- Activity -
What lines in the listing below hold the string "broadband"? Please copy them out.

Data for the task Block Start

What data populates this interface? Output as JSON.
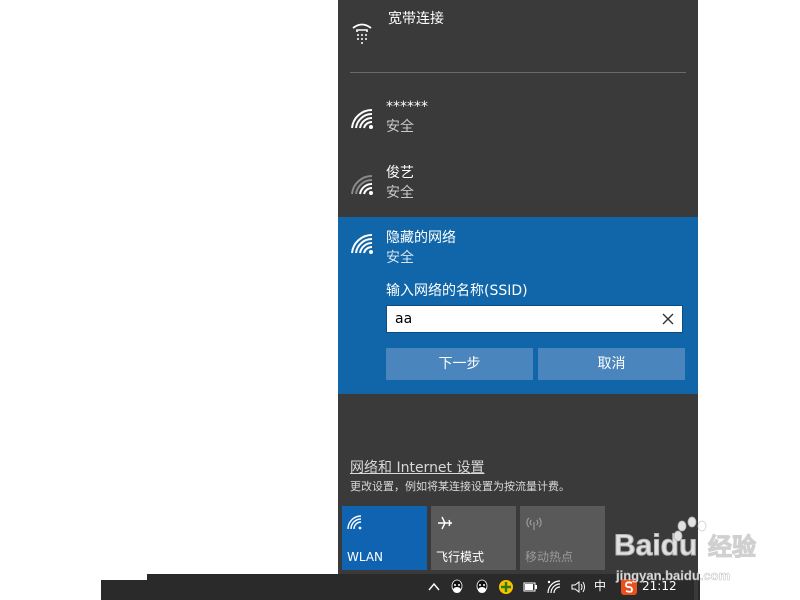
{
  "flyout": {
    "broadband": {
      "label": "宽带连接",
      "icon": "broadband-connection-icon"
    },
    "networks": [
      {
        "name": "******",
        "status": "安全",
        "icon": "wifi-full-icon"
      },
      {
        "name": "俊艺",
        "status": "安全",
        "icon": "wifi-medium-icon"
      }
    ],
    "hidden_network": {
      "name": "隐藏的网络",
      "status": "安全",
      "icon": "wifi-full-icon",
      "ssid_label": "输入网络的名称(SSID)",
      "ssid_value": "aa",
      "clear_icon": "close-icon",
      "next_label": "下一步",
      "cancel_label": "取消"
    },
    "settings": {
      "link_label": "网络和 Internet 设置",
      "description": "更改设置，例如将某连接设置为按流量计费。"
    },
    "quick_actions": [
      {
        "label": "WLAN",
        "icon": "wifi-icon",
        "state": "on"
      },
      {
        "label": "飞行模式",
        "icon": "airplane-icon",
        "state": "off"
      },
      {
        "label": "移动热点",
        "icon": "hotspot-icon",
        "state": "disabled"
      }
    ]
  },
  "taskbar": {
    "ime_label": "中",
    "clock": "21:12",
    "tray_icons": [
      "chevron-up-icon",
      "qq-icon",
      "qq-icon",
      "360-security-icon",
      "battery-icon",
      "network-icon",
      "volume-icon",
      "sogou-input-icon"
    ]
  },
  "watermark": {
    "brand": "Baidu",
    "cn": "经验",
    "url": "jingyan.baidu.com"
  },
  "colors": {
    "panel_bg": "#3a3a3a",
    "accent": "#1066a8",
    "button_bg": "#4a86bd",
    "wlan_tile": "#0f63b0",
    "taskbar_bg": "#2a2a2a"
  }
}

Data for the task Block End

- Task solution -
    "broadband": {
      "icon": "broadband-connection-icon"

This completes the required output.